Our relationships, teams and workplace cultures are built (or damaged) one conversation at a time. What we do and don’t talk about is reflective of our values, leadership and culture. Conversations are happening all day everyday with people inside and outside our business but how conscious are we of how we’re having these conversations?  

Meaningful conversations are not always easy, but they are an investment. There’s no guarantee of having the right conversation, at the right time, in the right way – we’re human after all.  

Here’s a few tips on having effective conversations in your workplace.  A great way to remember these is with REAL: 

Reason for the conversation 

  • Start by getting clear about the purpose of the conversation and what you want to achieve 
  • Recognise how you feel about having this conversation and what preparation you might need to do beforehand 
  • Communicate with the other person why you’re having the conversation so that everyone can get on the same page from the beginning, rather than wandering aimlessly through a conversation wondering when you’ll arrive at the destination. 

Engage with the other person 

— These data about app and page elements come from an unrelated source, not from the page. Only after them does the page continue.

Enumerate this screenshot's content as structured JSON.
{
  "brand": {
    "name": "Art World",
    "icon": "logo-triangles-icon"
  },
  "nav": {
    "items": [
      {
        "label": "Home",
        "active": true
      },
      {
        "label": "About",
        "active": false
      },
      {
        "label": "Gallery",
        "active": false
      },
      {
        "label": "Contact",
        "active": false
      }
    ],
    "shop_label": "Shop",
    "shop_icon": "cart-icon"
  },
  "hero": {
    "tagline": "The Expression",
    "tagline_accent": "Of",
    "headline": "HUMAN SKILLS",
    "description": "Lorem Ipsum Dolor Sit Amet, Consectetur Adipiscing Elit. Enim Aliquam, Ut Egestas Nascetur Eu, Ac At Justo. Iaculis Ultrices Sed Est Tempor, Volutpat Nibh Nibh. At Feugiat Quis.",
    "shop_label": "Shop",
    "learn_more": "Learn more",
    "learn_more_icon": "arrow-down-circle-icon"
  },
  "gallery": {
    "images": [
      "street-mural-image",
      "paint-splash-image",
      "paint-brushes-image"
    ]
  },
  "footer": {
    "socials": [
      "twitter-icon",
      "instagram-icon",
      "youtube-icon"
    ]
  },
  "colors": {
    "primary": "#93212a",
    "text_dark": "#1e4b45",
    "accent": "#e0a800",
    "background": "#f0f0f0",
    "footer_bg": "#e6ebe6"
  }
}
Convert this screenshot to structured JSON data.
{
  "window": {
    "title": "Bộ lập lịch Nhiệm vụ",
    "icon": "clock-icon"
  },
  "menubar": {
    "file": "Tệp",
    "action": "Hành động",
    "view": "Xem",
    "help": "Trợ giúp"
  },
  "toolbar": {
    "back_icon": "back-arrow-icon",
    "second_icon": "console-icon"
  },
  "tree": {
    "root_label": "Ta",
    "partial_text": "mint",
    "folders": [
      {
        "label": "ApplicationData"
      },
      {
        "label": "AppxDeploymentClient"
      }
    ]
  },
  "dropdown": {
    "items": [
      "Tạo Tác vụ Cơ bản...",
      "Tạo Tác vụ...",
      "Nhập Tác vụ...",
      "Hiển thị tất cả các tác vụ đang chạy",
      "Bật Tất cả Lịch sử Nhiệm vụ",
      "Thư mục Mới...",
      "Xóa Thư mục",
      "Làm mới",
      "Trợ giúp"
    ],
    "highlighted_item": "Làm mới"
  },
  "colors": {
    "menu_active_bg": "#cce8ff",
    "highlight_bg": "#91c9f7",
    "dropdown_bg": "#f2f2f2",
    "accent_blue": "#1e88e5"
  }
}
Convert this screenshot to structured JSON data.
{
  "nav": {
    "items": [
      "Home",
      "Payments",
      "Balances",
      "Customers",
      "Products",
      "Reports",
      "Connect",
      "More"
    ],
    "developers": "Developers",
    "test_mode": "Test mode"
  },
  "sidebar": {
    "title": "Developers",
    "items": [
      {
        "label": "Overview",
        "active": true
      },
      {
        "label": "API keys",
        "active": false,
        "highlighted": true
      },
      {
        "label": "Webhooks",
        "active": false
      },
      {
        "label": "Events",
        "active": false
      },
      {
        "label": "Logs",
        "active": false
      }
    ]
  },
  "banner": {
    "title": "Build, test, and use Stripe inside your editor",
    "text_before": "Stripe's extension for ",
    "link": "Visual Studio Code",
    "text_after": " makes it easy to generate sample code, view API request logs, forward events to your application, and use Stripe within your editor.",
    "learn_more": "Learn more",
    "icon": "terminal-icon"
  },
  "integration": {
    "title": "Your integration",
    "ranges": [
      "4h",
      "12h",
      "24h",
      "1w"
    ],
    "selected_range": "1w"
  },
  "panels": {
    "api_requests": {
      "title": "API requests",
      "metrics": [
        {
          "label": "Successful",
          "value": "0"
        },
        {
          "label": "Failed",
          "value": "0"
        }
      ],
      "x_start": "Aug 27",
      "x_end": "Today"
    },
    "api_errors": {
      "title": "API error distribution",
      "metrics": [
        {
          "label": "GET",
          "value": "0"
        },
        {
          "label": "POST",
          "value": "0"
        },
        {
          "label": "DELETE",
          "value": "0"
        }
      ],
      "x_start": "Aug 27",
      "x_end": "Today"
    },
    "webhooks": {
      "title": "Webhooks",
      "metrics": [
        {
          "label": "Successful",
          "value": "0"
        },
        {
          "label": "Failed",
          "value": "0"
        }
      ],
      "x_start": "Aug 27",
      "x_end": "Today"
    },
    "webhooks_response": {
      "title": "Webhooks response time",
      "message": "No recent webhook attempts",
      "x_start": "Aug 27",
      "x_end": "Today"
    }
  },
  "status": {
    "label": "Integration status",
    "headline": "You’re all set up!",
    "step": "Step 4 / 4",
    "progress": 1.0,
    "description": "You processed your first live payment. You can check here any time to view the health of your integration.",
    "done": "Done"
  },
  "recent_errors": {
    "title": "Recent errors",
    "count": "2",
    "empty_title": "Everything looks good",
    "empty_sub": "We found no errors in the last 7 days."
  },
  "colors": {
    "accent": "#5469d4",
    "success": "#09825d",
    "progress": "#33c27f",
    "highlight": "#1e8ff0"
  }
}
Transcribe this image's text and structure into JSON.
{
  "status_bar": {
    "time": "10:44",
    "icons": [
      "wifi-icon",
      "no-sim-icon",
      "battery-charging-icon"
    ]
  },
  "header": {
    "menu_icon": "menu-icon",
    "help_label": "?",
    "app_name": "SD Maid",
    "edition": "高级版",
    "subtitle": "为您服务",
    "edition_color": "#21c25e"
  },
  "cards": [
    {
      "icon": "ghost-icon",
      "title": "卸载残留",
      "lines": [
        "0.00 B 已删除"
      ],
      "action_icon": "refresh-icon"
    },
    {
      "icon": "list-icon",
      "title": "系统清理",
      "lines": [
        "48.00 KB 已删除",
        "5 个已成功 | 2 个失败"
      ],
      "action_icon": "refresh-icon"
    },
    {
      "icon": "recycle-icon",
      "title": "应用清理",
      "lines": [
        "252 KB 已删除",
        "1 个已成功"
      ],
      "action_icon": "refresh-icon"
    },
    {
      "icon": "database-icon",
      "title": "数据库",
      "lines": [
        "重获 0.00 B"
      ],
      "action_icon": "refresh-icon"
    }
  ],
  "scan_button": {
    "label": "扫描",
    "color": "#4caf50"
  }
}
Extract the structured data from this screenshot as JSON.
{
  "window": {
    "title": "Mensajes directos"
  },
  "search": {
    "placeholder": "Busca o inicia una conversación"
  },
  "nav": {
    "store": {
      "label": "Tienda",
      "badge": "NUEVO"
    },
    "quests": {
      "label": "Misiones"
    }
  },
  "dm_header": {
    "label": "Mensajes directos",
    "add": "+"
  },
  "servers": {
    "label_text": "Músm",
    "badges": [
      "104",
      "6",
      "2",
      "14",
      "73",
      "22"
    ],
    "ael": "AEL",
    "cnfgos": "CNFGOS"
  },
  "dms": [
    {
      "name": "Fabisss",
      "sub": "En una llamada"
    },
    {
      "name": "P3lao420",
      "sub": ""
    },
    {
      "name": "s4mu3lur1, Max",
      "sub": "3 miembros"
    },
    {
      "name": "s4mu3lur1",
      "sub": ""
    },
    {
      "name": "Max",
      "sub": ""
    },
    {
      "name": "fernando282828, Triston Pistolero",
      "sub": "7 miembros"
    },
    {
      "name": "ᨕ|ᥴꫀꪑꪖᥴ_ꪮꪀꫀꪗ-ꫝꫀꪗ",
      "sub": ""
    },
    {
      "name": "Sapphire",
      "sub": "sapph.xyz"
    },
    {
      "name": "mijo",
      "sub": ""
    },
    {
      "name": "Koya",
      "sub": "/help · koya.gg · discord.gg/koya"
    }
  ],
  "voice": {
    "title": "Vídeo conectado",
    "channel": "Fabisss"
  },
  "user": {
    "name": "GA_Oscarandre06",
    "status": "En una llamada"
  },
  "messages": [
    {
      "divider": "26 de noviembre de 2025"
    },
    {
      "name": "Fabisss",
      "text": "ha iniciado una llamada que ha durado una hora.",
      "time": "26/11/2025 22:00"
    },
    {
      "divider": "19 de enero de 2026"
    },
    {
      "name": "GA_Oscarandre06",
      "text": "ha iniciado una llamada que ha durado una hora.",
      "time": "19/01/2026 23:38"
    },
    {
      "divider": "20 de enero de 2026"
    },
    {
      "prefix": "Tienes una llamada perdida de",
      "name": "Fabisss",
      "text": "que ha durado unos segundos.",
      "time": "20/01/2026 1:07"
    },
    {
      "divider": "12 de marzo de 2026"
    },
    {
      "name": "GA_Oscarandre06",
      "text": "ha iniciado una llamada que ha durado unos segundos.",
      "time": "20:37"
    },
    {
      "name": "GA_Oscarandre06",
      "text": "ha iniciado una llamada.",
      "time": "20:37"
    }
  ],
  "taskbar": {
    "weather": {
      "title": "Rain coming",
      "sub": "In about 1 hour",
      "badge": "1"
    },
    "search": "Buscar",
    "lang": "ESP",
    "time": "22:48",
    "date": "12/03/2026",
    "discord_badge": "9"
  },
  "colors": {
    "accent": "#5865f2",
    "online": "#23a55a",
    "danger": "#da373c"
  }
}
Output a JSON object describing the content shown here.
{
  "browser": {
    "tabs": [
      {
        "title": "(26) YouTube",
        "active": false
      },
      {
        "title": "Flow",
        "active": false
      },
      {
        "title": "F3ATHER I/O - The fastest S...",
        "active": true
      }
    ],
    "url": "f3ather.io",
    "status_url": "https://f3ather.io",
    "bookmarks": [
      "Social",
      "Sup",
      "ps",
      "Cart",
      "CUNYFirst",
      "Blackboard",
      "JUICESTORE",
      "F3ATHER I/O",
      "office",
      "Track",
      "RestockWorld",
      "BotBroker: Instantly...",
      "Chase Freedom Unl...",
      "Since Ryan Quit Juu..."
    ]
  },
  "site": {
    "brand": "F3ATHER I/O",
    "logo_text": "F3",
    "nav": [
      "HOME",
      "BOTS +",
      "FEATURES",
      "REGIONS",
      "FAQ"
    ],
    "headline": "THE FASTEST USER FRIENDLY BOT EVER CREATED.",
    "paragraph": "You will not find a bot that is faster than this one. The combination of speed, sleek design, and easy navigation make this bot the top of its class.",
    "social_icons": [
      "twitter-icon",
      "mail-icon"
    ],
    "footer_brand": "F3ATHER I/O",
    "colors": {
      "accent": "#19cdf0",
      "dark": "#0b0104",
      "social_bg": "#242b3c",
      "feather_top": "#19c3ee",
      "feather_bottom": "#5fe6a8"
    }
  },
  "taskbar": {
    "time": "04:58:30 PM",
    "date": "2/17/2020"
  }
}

  • Adopt a curiosity mindset so that you’re in the conversation to learn and understand.  
  • Bring the other person into the conversation by asking questions that are open and provide the space for the person to respond. 
  • Really listen. Don’t just wait to talk. Be present and practice mindfulness in the conversation. Giving someone your full attention is the greatest form of respect in a conversation.  

Aim for understanding 

  • Aim for understanding, rather than being understood. Communicate what the other person needs to hear, rather than what you want to tell them – there can be a significant difference.  
  • Before, during and after the conversation, consider what the other person’s perspective might be and ask yourself ‘how might they feel about this’ or ‘what are they likely to think about this’? Empathy creates connection.  
  • Check in throughout the conversation to ensure that you understand them, and they understand you. Ensure that at the end of the conversation you both understand what, if anything, needs action.  

Learn through reflection 

  • We learn through reflecting on experience. Each conversation is an opportunity to learn about ourselves, others and leadership.  
  • Take a few moments to reflect on the conversation by considering what went well, what you would do differently next time, and whether there is any follow up required?  
  • Reflection is our greatest learning tool so don’t keep it to yourself. Ask your team at the end of a meeting or conversation what they thought. Create a habit of reflection.  

Real conversations get us real outcomes. They build connection, understanding and insight. Next time you’re having a meaningful conversation, be conscious of these four elements and see what the experience and outcome is like. Our conversations are far more than just what we say.  

Be brave enough to start a conversation that matters – Margaret Wheatley.